TUESDAY, Oct. 26 (HealthDay News) -- Patients with colorectal cancer who have the KRAS codon 13-mutated tumor type respond better to treatment with cetuximab than patients with other KRAS-mutated tumor types, according to a study in the Oct. 27 issue of the Journal of the American Medical Association.
Wendy De Roock, M.D., of the University of Leuven in Belgium, and colleagues assembled data on 579 patients with chemotherapy-refractory colorectal cancer who received the anti-epidermal growth factor receptor monoclonal antibody cetuximab during 2001 to 2008 in one of seven clinical trials or in independent treatment. The researchers analyzed the pooled data to correlate KRAS codon 12- and codon 13-mutated tumor types with overall and progression-free survival. The researchers also studied the effects of the mutations in vitro in isogenic cell lines with wild-type KRAS, p.G12V, or p.G13D mutant alleles treated with cetuximab.
The investigators found that, compared to other KRAS tumor types, the patients with p.G13D-mutated tumors who were treated with cetuximab had longer overall survival (median, 7.6 versus 5.7 months), and longer progression-free survival (median, 4.0 versus 1.9 months). In vitro and mouse model analysis found that p.G13D-mutated cells and KRAS wild-type cells were sensitive to cetuximab, while p.G12V-mutated colorectal cells were insensitive.
"In this analysis, use of cetuximab was associated with longer overall and progression-free survival among patients with chemotherapy-refractory colorectal cancer with p.G13D-mutated tumors than with other KRAS-mutated tumors. Evaluation of cetuximab therapy in these tumors in prospective randomized trials may be warranted," the authors write.

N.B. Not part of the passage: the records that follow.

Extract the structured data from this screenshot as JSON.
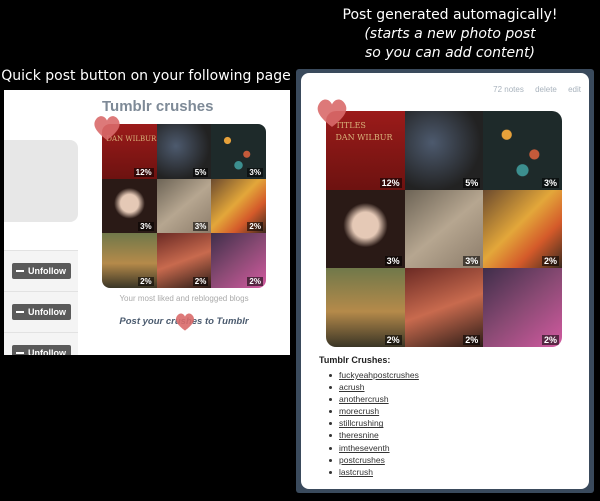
{
  "captions": {
    "left": "Quick post button on your following page",
    "right_line1": "Post generated automagically!",
    "right_line2": "(starts a new photo post",
    "right_line3": "so you can add content)"
  },
  "left_panel": {
    "title": "Tumblr crushes",
    "unfollow_label": "Unfollow",
    "caption": "Your most liked and reblogged blogs",
    "post_link": "Post your crushes to Tumblr",
    "book_text": "DAN WILBUR"
  },
  "tiles": [
    "12%",
    "5%",
    "3%",
    "3%",
    "3%",
    "2%",
    "2%",
    "2%",
    "2%"
  ],
  "post": {
    "notes": "72 notes",
    "delete": "delete",
    "edit": "edit",
    "book_line1": "TITLES",
    "book_line2": "DAN WILBUR",
    "crushes_heading": "Tumblr Crushes:",
    "crushes": [
      "fuckyeahpostcrushes",
      "acrush",
      "anothercrush",
      "morecrush",
      "stillcrushing",
      "theresnine",
      "imtheseventh",
      "postcrushes",
      "lastcrush"
    ]
  },
  "colors": {
    "heart": "#d96a6a",
    "post_frame": "#3a4a5c",
    "background": "#000000"
  }
}
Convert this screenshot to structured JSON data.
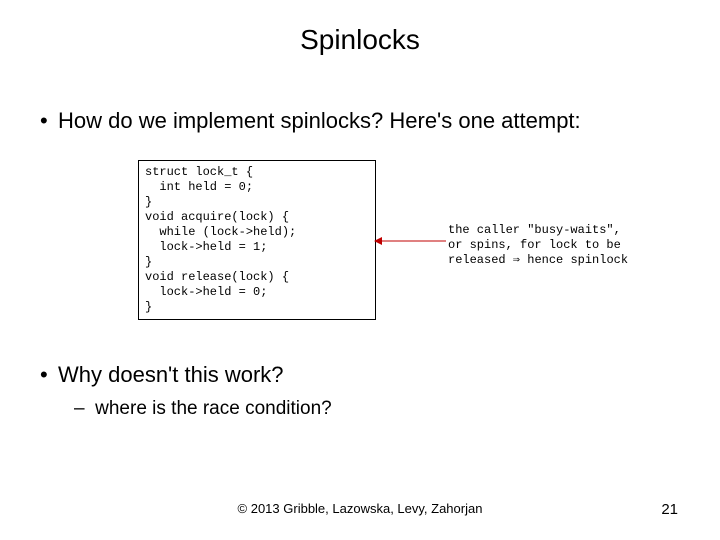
{
  "title": "Spinlocks",
  "bullets": {
    "b1": {
      "marker": "•",
      "text": "How do we implement spinlocks?  Here's one attempt:"
    },
    "b2": {
      "marker": "•",
      "text": "Why doesn't this work?"
    },
    "sub": {
      "marker": "–",
      "text": "where is the race condition?"
    }
  },
  "code": "struct lock_t {\n  int held = 0;\n}\nvoid acquire(lock) {\n  while (lock->held);\n  lock->held = 1;\n}\nvoid release(lock) {\n  lock->held = 0;\n}",
  "annotation": {
    "l1": "the caller \"busy-waits\",",
    "l2": "or spins, for lock to be",
    "l3": "released ⇒ hence spinlock"
  },
  "footer": "© 2013 Gribble, Lazowska, Levy, Zahorjan",
  "page": "21"
}
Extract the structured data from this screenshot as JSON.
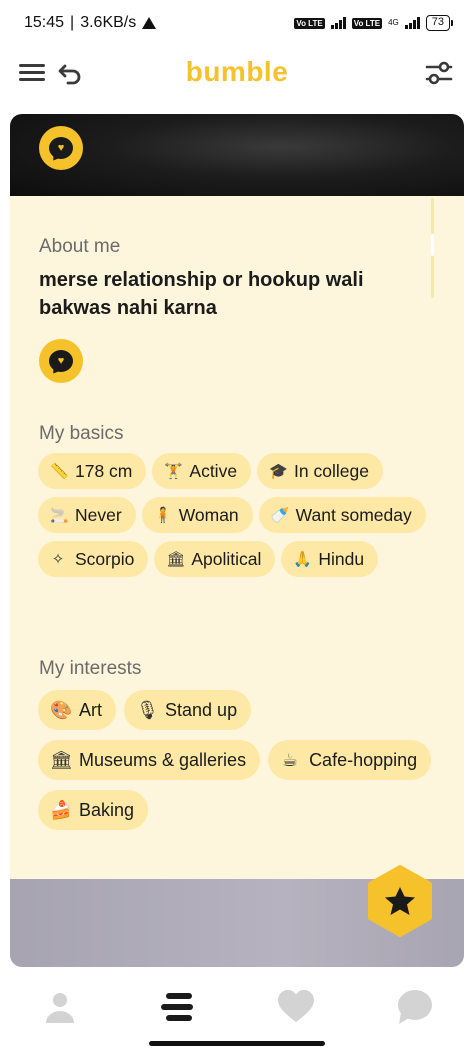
{
  "status_bar": {
    "time": "15:45",
    "speed": "3.6KB/s",
    "battery": "73",
    "net_tag_1": "Vo LTE",
    "net_tag_2": "Vo LTE",
    "net_label": "4G"
  },
  "header": {
    "logo": "bumble"
  },
  "profile": {
    "about": {
      "title": "About me",
      "text": "merse relationship or hookup wali bakwas nahi karna"
    },
    "basics": {
      "title": "My basics",
      "items": [
        {
          "icon": "ruler-icon",
          "glyph": "📏",
          "label": "178 cm"
        },
        {
          "icon": "dumbbell-icon",
          "glyph": "🏋",
          "label": "Active"
        },
        {
          "icon": "graduation-cap-icon",
          "glyph": "🎓",
          "label": "In college"
        },
        {
          "icon": "smoking-icon",
          "glyph": "🚬",
          "label": "Never"
        },
        {
          "icon": "person-icon",
          "glyph": "🧍",
          "label": "Woman"
        },
        {
          "icon": "bottle-icon",
          "glyph": "🍼",
          "label": "Want someday"
        },
        {
          "icon": "zodiac-icon",
          "glyph": "✧",
          "label": "Scorpio"
        },
        {
          "icon": "government-icon",
          "glyph": "🏛",
          "label": "Apolitical"
        },
        {
          "icon": "praying-hands-icon",
          "glyph": "🙏",
          "label": "Hindu"
        }
      ]
    },
    "interests": {
      "title": "My interests",
      "items": [
        {
          "icon": "palette-icon",
          "glyph": "🎨",
          "label": "Art"
        },
        {
          "icon": "microphone-icon",
          "glyph": "🎙",
          "label": "Stand up"
        },
        {
          "icon": "museum-icon",
          "glyph": "🏛",
          "label": "Museums & galleries"
        },
        {
          "icon": "coffee-icon",
          "glyph": "☕",
          "label": "Cafe-hopping"
        },
        {
          "icon": "cake-icon",
          "glyph": "🍰",
          "label": "Baking"
        }
      ]
    }
  },
  "colors": {
    "brand": "#f5c22c",
    "card_bg": "#fef6dc",
    "chip_bg": "#fde8a6"
  }
}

Several study authors disclosed financial ties to pharmaceutical companies.